### [Activity]
Drop the pictures from the entries below, then reproduce the rest exactly.

Website and app data records
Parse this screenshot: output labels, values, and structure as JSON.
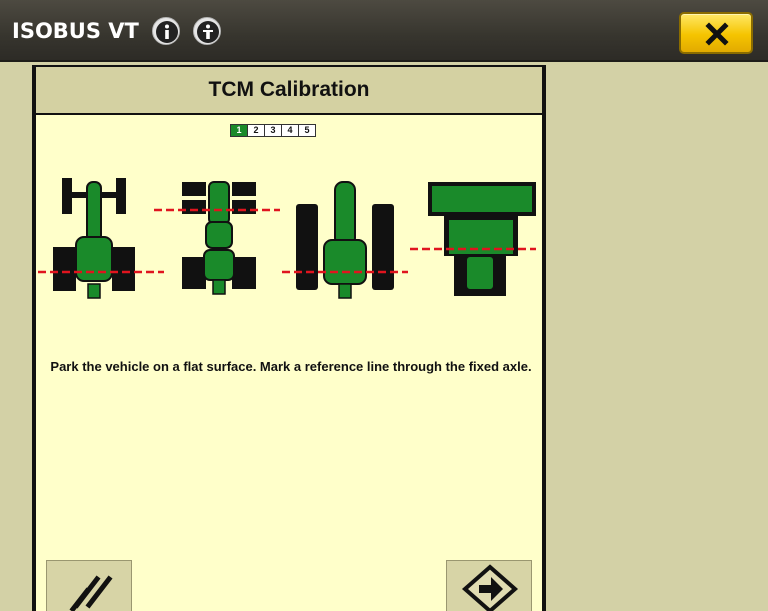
{
  "app": {
    "title": "ISOBUS VT",
    "icons": [
      "info-icon",
      "info-icon-2",
      "close-icon"
    ]
  },
  "panel": {
    "title": "TCM Calibration",
    "steps": [
      {
        "label": "1",
        "active": true
      },
      {
        "label": "2",
        "active": false
      },
      {
        "label": "3",
        "active": false
      },
      {
        "label": "4",
        "active": false
      },
      {
        "label": "5",
        "active": false
      }
    ],
    "vehicles": [
      "mfwd-tractor-icon",
      "articulated-4wd-tractor-icon",
      "tracked-tractor-icon",
      "self-propelled-sprayer-icon"
    ],
    "instruction": "Park the vehicle on a flat surface.  Mark a reference line through the fixed axle.",
    "buttons": {
      "reset_icon": "double-slash-icon",
      "next_icon": "arrow-right-icon"
    }
  },
  "colors": {
    "titlebar": "#37352e",
    "background": "#d3d1a6",
    "panel": "#ffffca",
    "accent_green": "#1a8a2a",
    "reference_line": "#e0141e",
    "close_yellow": "#f5c400"
  }
}
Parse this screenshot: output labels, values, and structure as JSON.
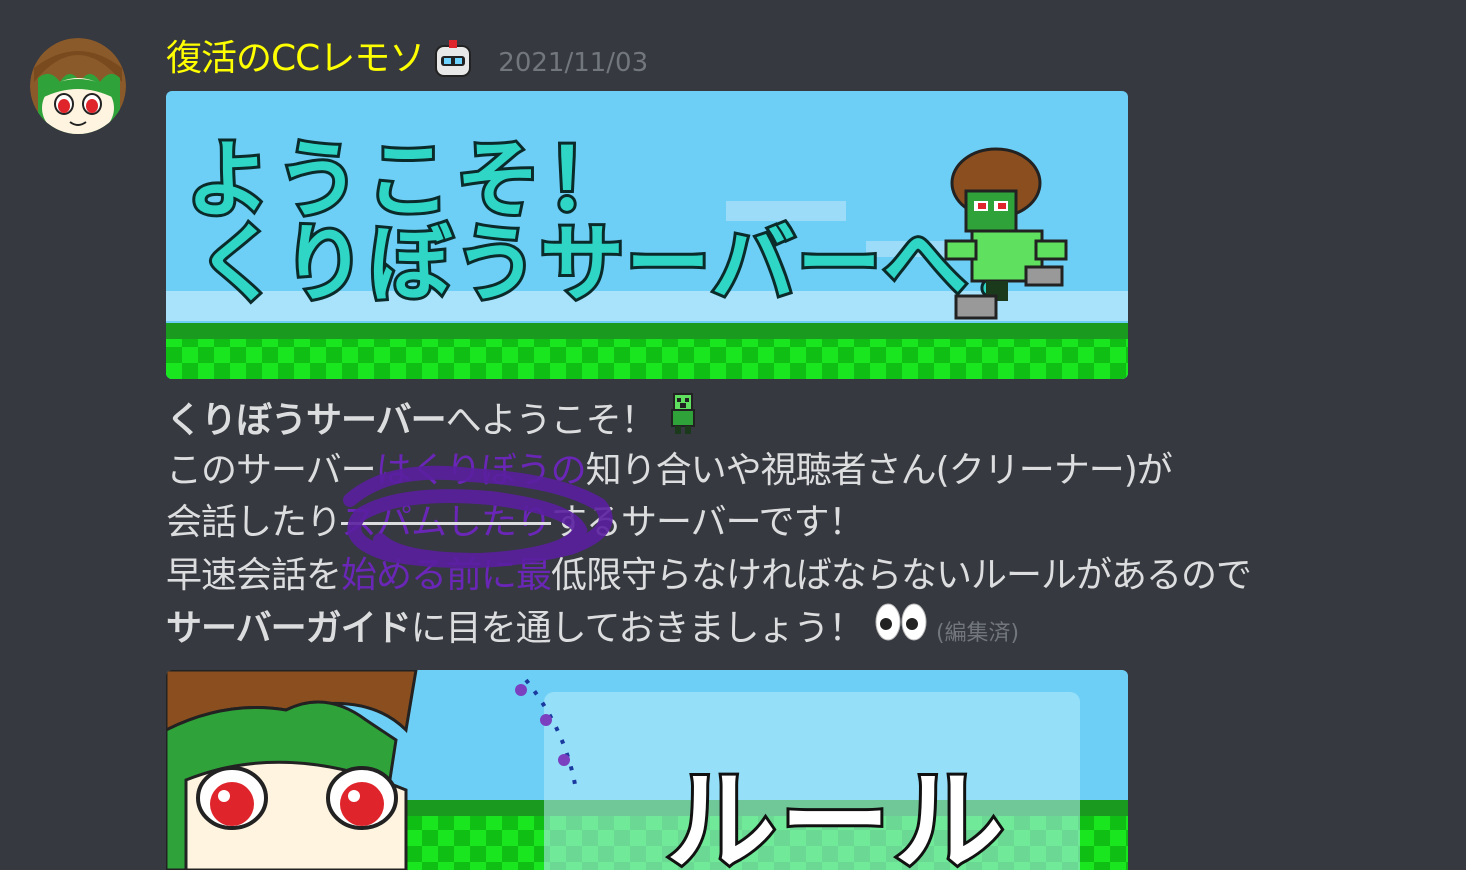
{
  "message": {
    "username": "復活のCCレモソ",
    "timestamp": "2021/11/03",
    "edited_label": "(編集済)",
    "banner1": {
      "line1": "ようこそ！",
      "line2": "くりぼうサーバーへ！"
    },
    "banner2": {
      "title": "ルール"
    },
    "lines": {
      "l1_bold": "くりぼうサーバー",
      "l1_rest": "へようこそ！",
      "l2_a": "このサーバー",
      "l2_b": "はくりぼうの",
      "l2_c": "知り合いや視聴者さん(クリーナー)が",
      "l3_a": "会話したり",
      "l3_b": "スパムしたり",
      "l3_c": "するサーバーです！",
      "l4_a": "早速会話を",
      "l4_b": "始める前に最",
      "l4_c": "低限守らなければならないルールがあるので",
      "l5_bold": "サーバーガイド",
      "l5_rest": "に目を通しておきましょう！"
    }
  },
  "icons": [
    "avatar",
    "bot-badge-icon",
    "creeper-emoji-icon",
    "eyes-emoji-icon"
  ],
  "colors": {
    "background": "#36393f",
    "username": "#ffff00",
    "text": "#dcddde",
    "muted": "#72767d",
    "scribble": "#5a1f9e"
  }
}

### [Your solution]
Parse this screenshot: output labels, values, and structure as JSON.
{
  "app": {
    "title": "ISOBUS VT",
    "icons": [
      "info-icon",
      "info-icon-2",
      "close-icon"
    ]
  },
  "panel": {
    "title": "TCM Calibration",
    "steps": [
      {
        "label": "1",
        "active": true
      },
      {
        "label": "2",
        "active": false
      },
      {
        "label": "3",
        "active": false
      },
      {
        "label": "4",
        "active": false
      },
      {
        "label": "5",
        "active": false
      }
    ],
    "vehicles": [
      "mfwd-tractor-icon",
      "articulated-4wd-tractor-icon",
      "tracked-tractor-icon",
      "self-propelled-sprayer-icon"
    ],
    "instruction": "Park the vehicle on a flat surface.  Mark a reference line through the fixed axle.",
    "buttons": {
      "reset_icon": "double-slash-icon",
      "next_icon": "arrow-right-icon"
    }
  },
  "colors": {
    "titlebar": "#37352e",
    "background": "#d3d1a6",
    "panel": "#ffffca",
    "accent_green": "#1a8a2a",
    "reference_line": "#e0141e",
    "close_yellow": "#f5c400"
  }
}
Parse this screenshot: output labels, values, and structure as JSON.
{
  "message": {
    "username": "復活のCCレモソ",
    "timestamp": "2021/11/03",
    "edited_label": "(編集済)",
    "banner1": {
      "line1": "ようこそ！",
      "line2": "くりぼうサーバーへ！"
    },
    "banner2": {
      "title": "ルール"
    },
    "lines": {
      "l1_bold": "くりぼうサーバー",
      "l1_rest": "へようこそ！",
      "l2_a": "このサーバー",
      "l2_b": "はくりぼうの",
      "l2_c": "知り合いや視聴者さん(クリーナー)が",
      "l3_a": "会話したり",
      "l3_b": "スパムしたり",
      "l3_c": "するサーバーです！",
      "l4_a": "早速会話を",
      "l4_b": "始める前に最",
      "l4_c": "低限守らなければならないルールがあるので",
      "l5_bold": "サーバーガイド",
      "l5_rest": "に目を通しておきましょう！"
    }
  },
  "icons": [
    "avatar",
    "bot-badge-icon",
    "creeper-emoji-icon",
    "eyes-emoji-icon"
  ],
  "colors": {
    "background": "#36393f",
    "username": "#ffff00",
    "text": "#dcddde",
    "muted": "#72767d",
    "scribble": "#5a1f9e"
  }
}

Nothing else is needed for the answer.